By Claire Mabilat
Representations of track have been hired to create a much broader 'Orient' at the pages, levels and partitions of nineteenth-century Britain.
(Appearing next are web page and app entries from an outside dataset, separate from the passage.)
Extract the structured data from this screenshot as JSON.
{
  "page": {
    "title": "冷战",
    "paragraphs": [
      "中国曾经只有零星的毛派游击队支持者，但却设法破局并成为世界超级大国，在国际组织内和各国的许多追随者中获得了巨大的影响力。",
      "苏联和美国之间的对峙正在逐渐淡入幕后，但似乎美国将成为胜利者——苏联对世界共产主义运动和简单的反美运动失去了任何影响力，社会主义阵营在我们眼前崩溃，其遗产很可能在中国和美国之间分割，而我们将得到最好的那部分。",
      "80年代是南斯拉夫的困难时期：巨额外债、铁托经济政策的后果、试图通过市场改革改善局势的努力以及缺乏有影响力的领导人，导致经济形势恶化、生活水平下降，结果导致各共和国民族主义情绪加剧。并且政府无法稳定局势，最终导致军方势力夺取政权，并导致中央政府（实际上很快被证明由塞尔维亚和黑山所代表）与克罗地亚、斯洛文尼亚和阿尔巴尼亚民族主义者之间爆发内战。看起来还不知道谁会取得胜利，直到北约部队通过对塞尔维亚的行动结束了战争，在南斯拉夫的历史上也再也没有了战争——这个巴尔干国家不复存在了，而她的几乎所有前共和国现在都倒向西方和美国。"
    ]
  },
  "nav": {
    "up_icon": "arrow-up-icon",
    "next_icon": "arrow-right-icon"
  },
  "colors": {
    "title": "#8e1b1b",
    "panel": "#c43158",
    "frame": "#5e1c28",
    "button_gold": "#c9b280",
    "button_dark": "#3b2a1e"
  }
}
This e-book explores problems with orientalism, otherness, gender and sexuality that come up in inventive British representations of non-European musicians in this time, by using contemporary theories of orientalism, and the subsidiary (particularly aesthetic and literary) theories either on which those theories have been established and on which they've been influential. the writer makes use of this theoretical framework of orientalism as a kind of othering to be able to examine basic resource fabrics, and along with musicological, literary and paintings theories, therefore explores ways that principles of the opposite have been remodeled through the years and among varied genres and artists. half I, The Musical level, discusses parts of the libretti of well known musical degree works during this interval, and the sometimes contradictory ways that 'racial' Others used to be represented via textual content and tune; a specific concentration is the depiction of 'Oriental' ladies and concepts of sexuality. via exam of this choice of libretti, the ways that the writers of those works clear out and romanticize the altering highbrow principles of this period are explored. half II, Works of Fiction, is a detailed research of the works of Sir Henry Rider Haggard, utilizing different examples of well known fiction via his modern writers as contextualizing fabric, with the first obstacle being to enquire how tune is used in well known fiction to symbolize different non-Europeans and within the construction of orientalized gender buildings. half III, visible tradition, is an research of pictures of tune and the 'Orient' in examples of British 'high art', representation and images, investigating how the musical different used to be visualized.